Motivation is by definition intrinsic. In other words, motivation is an intrinsic mental mechanism, because motivation always comes from the person himself. Intrinsic motivation is therefore a pleonasm. They are external factors that strengthen or weaken
motivation. Learning always needs motivation, but external factors determine the degree of motivation.
Whether it's the just-survived encounter with a cave bear or the great story of the history teacher or the razor-sharp criticism of the English teacher or even the ideal for which you want to give your life; they are external factors that trigger the mental process of motivation.
Adolescents can get into a 'flow' for a subject that touches their heart and know a lot about it in the shortest possible time. The 'flow' itself can be the reward here, but also the appreciation, recognition or admiration of others. A powerful motivating factor is the 'eureka moment'. Suddenly someone sees the solution to a certain problem. The brain reacts very positively to this. Learning would benefit from consciously incorporating elements into the curriculum that give students the opportunity to experience such moments. This can be done at different levels and it should be done as early as possible in education. 'Eureka moments' are addictive. Once a person has experienced it, it strengthens the motivation to get that feeling again.
Adolescents are extra sensitive to these kinds of factors, but the disappointment when it doesn't work out is all the greater.
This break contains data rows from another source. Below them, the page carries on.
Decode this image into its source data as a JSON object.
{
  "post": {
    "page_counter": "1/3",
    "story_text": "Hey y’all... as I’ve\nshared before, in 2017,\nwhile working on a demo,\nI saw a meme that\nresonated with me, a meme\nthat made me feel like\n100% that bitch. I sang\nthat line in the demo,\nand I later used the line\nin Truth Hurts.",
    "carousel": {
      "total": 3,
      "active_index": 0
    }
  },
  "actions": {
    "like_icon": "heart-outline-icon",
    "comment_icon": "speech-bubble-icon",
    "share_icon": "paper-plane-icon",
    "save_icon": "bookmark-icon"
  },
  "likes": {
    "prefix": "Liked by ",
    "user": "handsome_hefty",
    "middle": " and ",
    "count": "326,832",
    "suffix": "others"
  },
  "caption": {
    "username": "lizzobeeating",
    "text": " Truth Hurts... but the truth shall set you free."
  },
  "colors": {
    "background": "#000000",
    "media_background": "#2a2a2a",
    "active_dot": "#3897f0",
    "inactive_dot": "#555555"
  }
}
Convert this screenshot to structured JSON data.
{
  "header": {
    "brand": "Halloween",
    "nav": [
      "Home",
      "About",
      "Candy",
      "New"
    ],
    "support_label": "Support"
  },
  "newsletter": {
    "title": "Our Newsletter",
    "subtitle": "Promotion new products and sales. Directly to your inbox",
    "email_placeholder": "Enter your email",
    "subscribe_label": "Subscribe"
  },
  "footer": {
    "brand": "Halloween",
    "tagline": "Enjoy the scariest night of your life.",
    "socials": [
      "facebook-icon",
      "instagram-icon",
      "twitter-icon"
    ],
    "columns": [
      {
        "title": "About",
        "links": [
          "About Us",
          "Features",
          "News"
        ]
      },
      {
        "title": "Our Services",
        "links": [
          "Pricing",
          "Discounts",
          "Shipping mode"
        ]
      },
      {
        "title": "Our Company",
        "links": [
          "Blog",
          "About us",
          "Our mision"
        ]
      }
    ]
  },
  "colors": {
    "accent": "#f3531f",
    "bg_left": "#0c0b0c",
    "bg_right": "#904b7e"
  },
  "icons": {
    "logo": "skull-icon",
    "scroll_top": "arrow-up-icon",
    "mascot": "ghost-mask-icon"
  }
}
Adolescents must learn to deal with disappointments. For this they need not only help but also guidance from adults.